__Problem to solve__: Among the records below, find the lines that contain "body" and copy each of them.

__Web page and app entries__:
● ● ● ●

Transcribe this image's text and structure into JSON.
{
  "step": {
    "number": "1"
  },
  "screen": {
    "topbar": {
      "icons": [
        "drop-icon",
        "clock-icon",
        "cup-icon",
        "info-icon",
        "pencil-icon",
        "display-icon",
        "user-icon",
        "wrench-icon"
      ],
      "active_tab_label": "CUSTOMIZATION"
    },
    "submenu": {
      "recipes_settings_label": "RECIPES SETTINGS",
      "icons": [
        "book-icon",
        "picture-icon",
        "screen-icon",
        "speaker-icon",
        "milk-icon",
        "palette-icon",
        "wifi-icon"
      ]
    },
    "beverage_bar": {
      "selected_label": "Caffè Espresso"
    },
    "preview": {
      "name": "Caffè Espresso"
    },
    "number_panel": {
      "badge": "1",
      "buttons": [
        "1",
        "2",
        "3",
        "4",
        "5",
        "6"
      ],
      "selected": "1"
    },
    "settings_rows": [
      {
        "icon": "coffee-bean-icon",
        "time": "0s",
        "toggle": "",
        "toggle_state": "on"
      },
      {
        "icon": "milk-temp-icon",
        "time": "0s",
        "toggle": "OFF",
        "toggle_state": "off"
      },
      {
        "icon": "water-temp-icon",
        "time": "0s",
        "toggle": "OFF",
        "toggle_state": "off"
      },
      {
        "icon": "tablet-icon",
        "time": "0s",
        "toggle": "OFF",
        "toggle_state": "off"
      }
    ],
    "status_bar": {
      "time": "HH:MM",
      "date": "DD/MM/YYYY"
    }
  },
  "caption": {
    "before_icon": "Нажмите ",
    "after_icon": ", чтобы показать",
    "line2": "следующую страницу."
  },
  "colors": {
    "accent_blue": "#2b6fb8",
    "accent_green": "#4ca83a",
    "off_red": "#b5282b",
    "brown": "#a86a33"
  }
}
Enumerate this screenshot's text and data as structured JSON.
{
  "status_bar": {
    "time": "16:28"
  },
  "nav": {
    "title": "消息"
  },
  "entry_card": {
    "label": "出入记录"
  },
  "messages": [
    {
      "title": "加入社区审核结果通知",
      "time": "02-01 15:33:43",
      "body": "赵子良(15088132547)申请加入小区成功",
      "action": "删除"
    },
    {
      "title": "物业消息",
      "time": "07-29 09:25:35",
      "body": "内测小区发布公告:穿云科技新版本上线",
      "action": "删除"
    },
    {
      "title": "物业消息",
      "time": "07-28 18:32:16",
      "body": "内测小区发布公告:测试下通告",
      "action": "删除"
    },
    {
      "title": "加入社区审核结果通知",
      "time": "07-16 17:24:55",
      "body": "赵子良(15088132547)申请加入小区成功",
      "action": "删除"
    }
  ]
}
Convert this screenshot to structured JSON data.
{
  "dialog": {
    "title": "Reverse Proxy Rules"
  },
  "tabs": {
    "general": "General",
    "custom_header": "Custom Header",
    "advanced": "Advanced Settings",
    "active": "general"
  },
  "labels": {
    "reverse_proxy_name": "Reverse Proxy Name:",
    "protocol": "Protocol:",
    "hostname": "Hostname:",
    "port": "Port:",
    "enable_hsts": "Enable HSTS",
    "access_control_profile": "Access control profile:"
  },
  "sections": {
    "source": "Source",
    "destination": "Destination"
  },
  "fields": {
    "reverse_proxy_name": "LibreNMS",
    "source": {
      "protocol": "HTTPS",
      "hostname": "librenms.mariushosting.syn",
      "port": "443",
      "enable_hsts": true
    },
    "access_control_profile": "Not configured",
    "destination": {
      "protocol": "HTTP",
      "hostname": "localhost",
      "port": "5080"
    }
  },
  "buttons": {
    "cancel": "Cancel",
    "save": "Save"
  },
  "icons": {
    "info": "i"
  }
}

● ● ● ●

__Output for this exercise__:
      "body": "赵子良(15088132547)申请加入小区成功",
      "body": "内测小区发布公告:穿云科技新版本上线",
      "body": "内测小区发布公告:测试下通告",
      "body": "赵子良(15088132547)申请加入小区成功",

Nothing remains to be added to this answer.